We found our deserted anchorage just before the channel turns to the south west crossing the lagoon to the southern pass and bon mârché as far as we could tell. Anchor down, rum and lime on the rocks in hand, let the sunset begin. No green flash (NGF)
I like a slow start to my mornings so it was mid day before we were heading towards the southern pass. As we approached, the symbols on the chart became very real as rocks reefs and bommies reared up out of the water. We had a series of four waypoints snaking our way through the rocks but we knew one of them was not in it’s correct location. Ok, now it really is tense as Marce on the foredeck cons us through the rock garden.
We spotted the bad waypoint sitting right on top of a reef but we squeezed by into the anchorage, sniffed around for a good spot and it was down anchor for the now breathing crew. Bring on the sunset!

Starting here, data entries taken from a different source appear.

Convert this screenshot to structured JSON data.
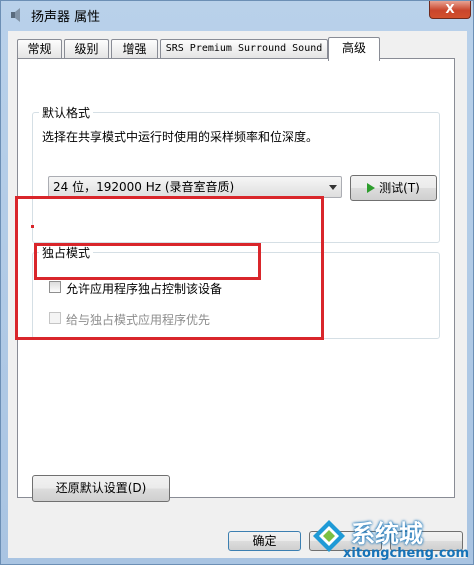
{
  "window": {
    "title": "扬声器 属性",
    "close_label": "X"
  },
  "tabs": [
    {
      "label": "常规"
    },
    {
      "label": "级别"
    },
    {
      "label": "增强"
    },
    {
      "label": "SRS Premium Surround Sound"
    },
    {
      "label": "高级",
      "active": true
    }
  ],
  "default_format": {
    "group_label": "默认格式",
    "description": "选择在共享模式中运行时使用的采样频率和位深度。",
    "selected_format": "24 位，192000 Hz (录音室音质)",
    "test_button": "测试(T)"
  },
  "exclusive_mode": {
    "group_label": "独占模式",
    "allow_exclusive_label": "允许应用程序独占控制该设备",
    "allow_exclusive_checked": false,
    "priority_label": "给与独占模式应用程序优先",
    "priority_checked": false,
    "priority_enabled": false
  },
  "restore_button": "还原默认设置(D)",
  "ok_button": "确定",
  "watermark": {
    "text": "系统城",
    "url": "xitongcheng.com"
  },
  "colors": {
    "highlight_red": "#d9262b",
    "watermark_blue": "#1673b8"
  }
}
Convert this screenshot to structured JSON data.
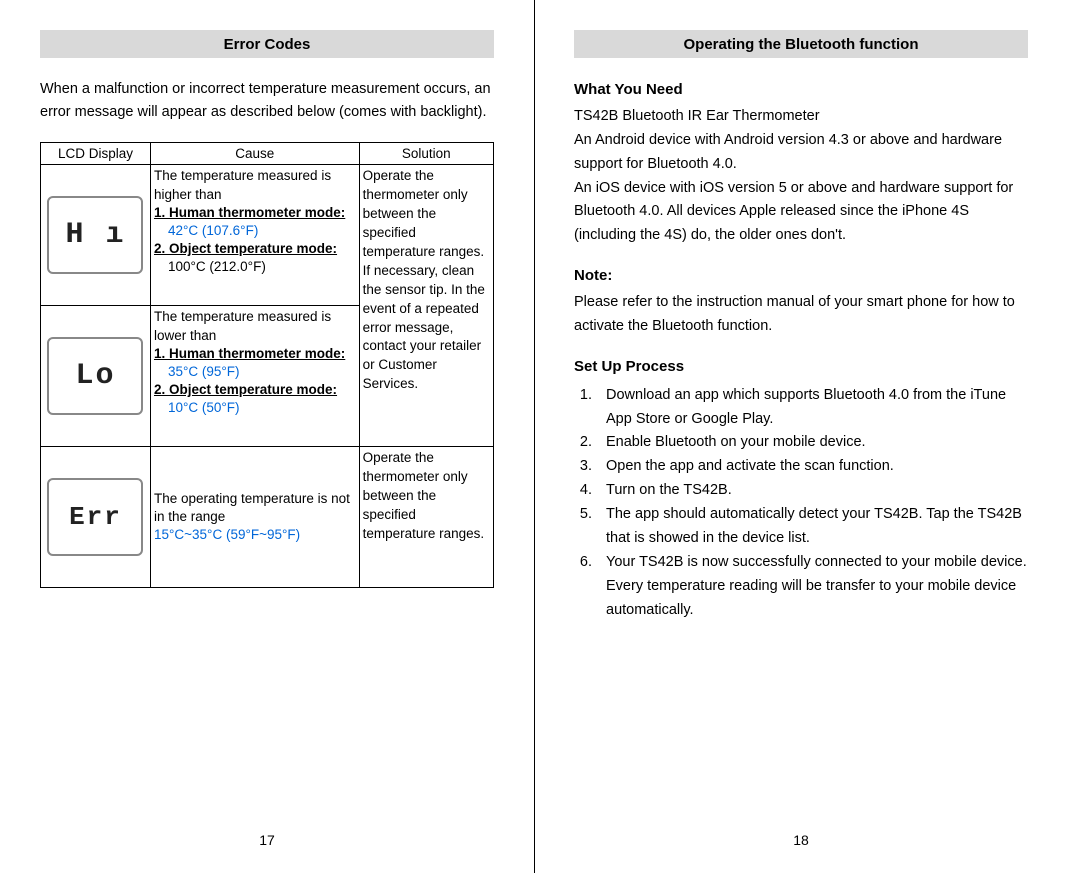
{
  "left": {
    "header": "Error Codes",
    "intro": "When a malfunction or incorrect temperature measurement occurs, an error message will appear as described below (comes with backlight).",
    "table": {
      "headers": {
        "lcd": "LCD Display",
        "cause": "Cause",
        "solution": "Solution"
      },
      "rows": [
        {
          "lcd": "H ı",
          "cause": {
            "lead": "The temperature measured is higher than",
            "m1_label": "1. Human thermometer mode:",
            "m1_val": "42°C (107.6°F)",
            "m2_label": "2. Object temperature mode:",
            "m2_val": "100°C (212.0°F)"
          }
        },
        {
          "lcd": "Lo",
          "cause": {
            "lead": "The temperature measured is lower than",
            "m1_label": "1. Human thermometer mode:",
            "m1_val": "35°C (95°F)",
            "m2_label": "2. Object temperature mode:",
            "m2_val": "10°C (50°F)"
          }
        },
        {
          "lcd": "Err",
          "cause": {
            "lead": "The operating temperature is not in the range",
            "val": "15°C~35°C (59°F~95°F)"
          },
          "solution": "Operate the thermometer only between the specified temperature ranges."
        }
      ],
      "solution_shared": "Operate the thermometer only between the specified temperature ranges. If necessary, clean the sensor tip. In the event of a repeated error message, contact your retailer or Customer Services."
    },
    "page_num": "17"
  },
  "right": {
    "header": "Operating the Bluetooth function",
    "need_h": "What You Need",
    "need_1": "TS42B Bluetooth IR Ear Thermometer",
    "need_2": "An Android device with Android version 4.3 or above and hardware support for Bluetooth 4.0.",
    "need_3": "An iOS device with iOS version 5 or above and hardware support for Bluetooth 4.0. All devices Apple released since the iPhone 4S (including the 4S) do, the older ones don't.",
    "note_h": "Note:",
    "note_body": "Please refer to the instruction manual of your smart phone for how to activate the Bluetooth function.",
    "setup_h": "Set Up Process",
    "steps": [
      "Download an app which supports Bluetooth 4.0 from the iTune App Store or Google Play.",
      "Enable Bluetooth on your mobile device.",
      "Open the app and activate the scan function.",
      "Turn on the TS42B.",
      "The app should automatically detect your TS42B. Tap the TS42B that is showed in the device list.",
      "Your TS42B is now successfully connected to your mobile device. Every temperature reading will be transfer to your mobile device automatically."
    ],
    "page_num": "18"
  }
}
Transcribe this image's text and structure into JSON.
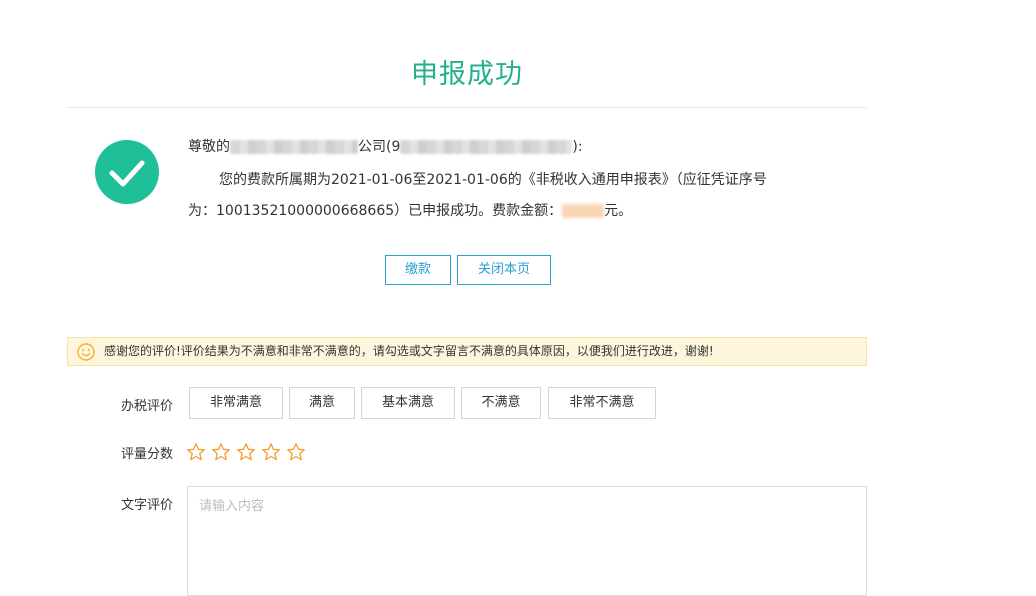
{
  "page": {
    "title": "申报成功"
  },
  "message": {
    "greeting_prefix": "尊敬的",
    "greeting_company_suffix": "公司(9",
    "greeting_end": "):",
    "line2": "您的费款所属期为2021-01-06至2021-01-06的《非税收入通用申报表》（应征凭证序号",
    "line3_prefix": "为：10013521000000668665）已申报成功。费款金额：",
    "line3_suffix": "元。"
  },
  "buttons": {
    "pay": "缴款",
    "close": "关闭本页"
  },
  "notice": {
    "text": "感谢您的评价!评价结果为不满意和非常不满意的，请勾选或文字留言不满意的具体原因，以便我们进行改进，谢谢!"
  },
  "rating": {
    "label": "办税评价",
    "options": [
      "非常满意",
      "满意",
      "基本满意",
      "不满意",
      "非常不满意"
    ]
  },
  "score": {
    "label": "评量分数",
    "stars_filled": 0,
    "stars_total": 5
  },
  "comment": {
    "label": "文字评价",
    "placeholder": "请输入内容"
  },
  "colors": {
    "accent_green": "#22b08f",
    "check_green": "#1fbf9a",
    "button_blue": "#2a9fd0",
    "star_orange": "#f0a030",
    "notice_bg": "#fdf6dc"
  }
}
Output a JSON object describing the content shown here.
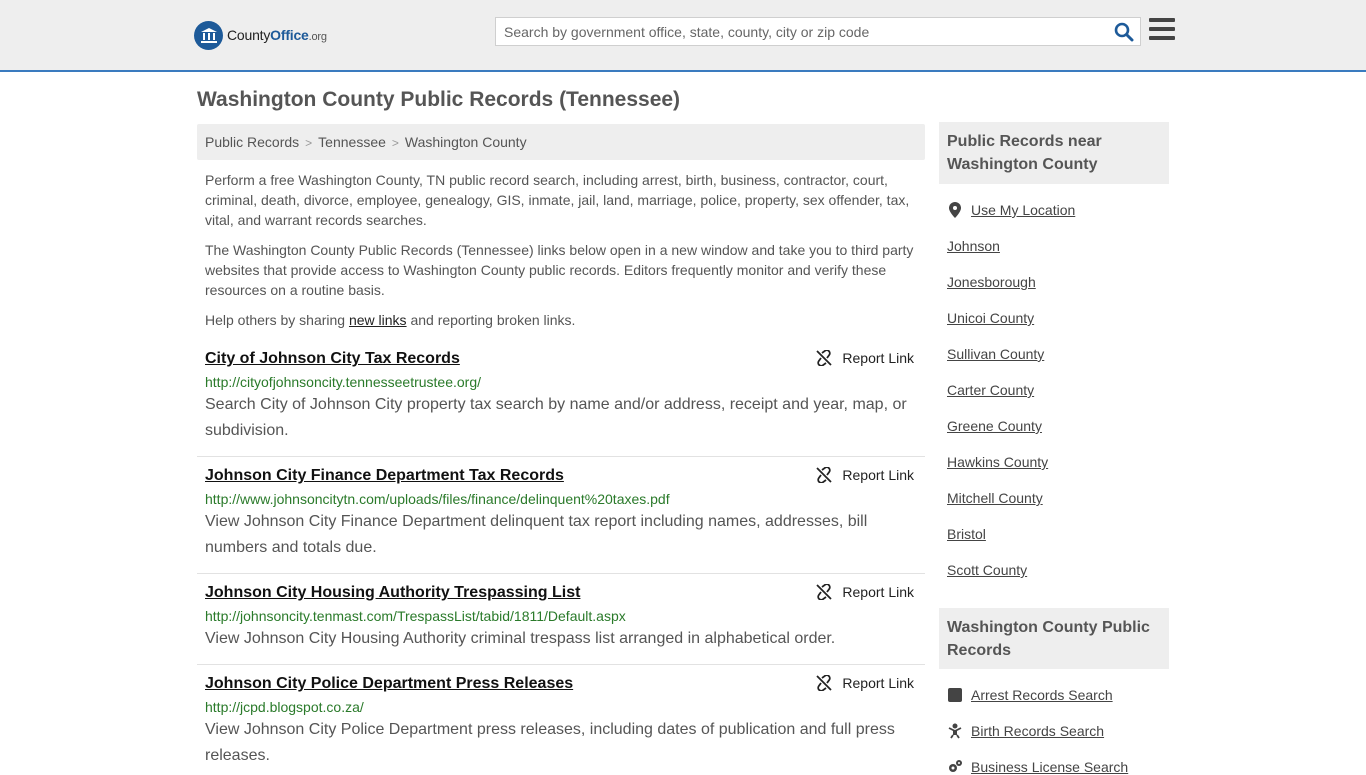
{
  "header": {
    "logo": {
      "county": "County",
      "office": "Office",
      "org": ".org"
    },
    "search_placeholder": "Search by government office, state, county, city or zip code"
  },
  "page_title": "Washington County Public Records (Tennessee)",
  "breadcrumb": [
    "Public Records",
    "Tennessee",
    "Washington County"
  ],
  "intro": {
    "p1": "Perform a free Washington County, TN public record search, including arrest, birth, business, contractor, court, criminal, death, divorce, employee, genealogy, GIS, inmate, jail, land, marriage, police, property, sex offender, tax, vital, and warrant records searches.",
    "p2": "The Washington County Public Records (Tennessee) links below open in a new window and take you to third party websites that provide access to Washington County public records. Editors frequently monitor and verify these resources on a routine basis.",
    "p3_before": "Help others by sharing ",
    "p3_link": "new links",
    "p3_after": " and reporting broken links."
  },
  "report_label": "Report Link",
  "records": [
    {
      "title": "City of Johnson City Tax Records",
      "url": "http://cityofjohnsoncity.tennesseetrustee.org/",
      "desc": "Search City of Johnson City property tax search by name and/or address, receipt and year, map, or subdivision."
    },
    {
      "title": "Johnson City Finance Department Tax Records",
      "url": "http://www.johnsoncitytn.com/uploads/files/finance/delinquent%20taxes.pdf",
      "desc": "View Johnson City Finance Department delinquent tax report including names, addresses, bill numbers and totals due."
    },
    {
      "title": "Johnson City Housing Authority Trespassing List",
      "url": "http://johnsoncity.tenmast.com/TrespassList/tabid/1811/Default.aspx",
      "desc": "View Johnson City Housing Authority criminal trespass list arranged in alphabetical order."
    },
    {
      "title": "Johnson City Police Department Press Releases",
      "url": "http://jcpd.blogspot.co.za/",
      "desc": "View Johnson City Police Department press releases, including dates of publication and full press releases."
    }
  ],
  "sidebar": {
    "nearby_title": "Public Records near Washington County",
    "use_location": "Use My Location",
    "nearby": [
      "Johnson",
      "Jonesborough",
      "Unicoi County",
      "Sullivan County",
      "Carter County",
      "Greene County",
      "Hawkins County",
      "Mitchell County",
      "Bristol",
      "Scott County"
    ],
    "records_title": "Washington County Public Records",
    "record_links": [
      {
        "label": "Arrest Records Search",
        "icon": "arrest-icon"
      },
      {
        "label": "Birth Records Search",
        "icon": "baby-icon"
      },
      {
        "label": "Business License Search",
        "icon": "gears-icon"
      }
    ]
  }
}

There was a competition scheduled called “tressage,” which we learned was plaiting palm fronds into various useful household items. There were examples displayed in the shell tent — a hat, clutch purse, market basket and round bin — and if I understood the rules, the competitors were to make three of the four. It wasn’t clear whether they would be judged on speed or quality, but as it turned out, only three women came to compete and one of them was so much better than the others that it turned into a one-horse race and a terrific demonstration of the art. If I had all the time in the world I’d apprentice myself to this woman. To watch her work, chatting with the onlookers as she deftly trimmed the fronds, plaited and wove, was to see a master craftsman. That it was an ancient skill passed down through generations using the materials available at hand gave us even more insight into life in this special place.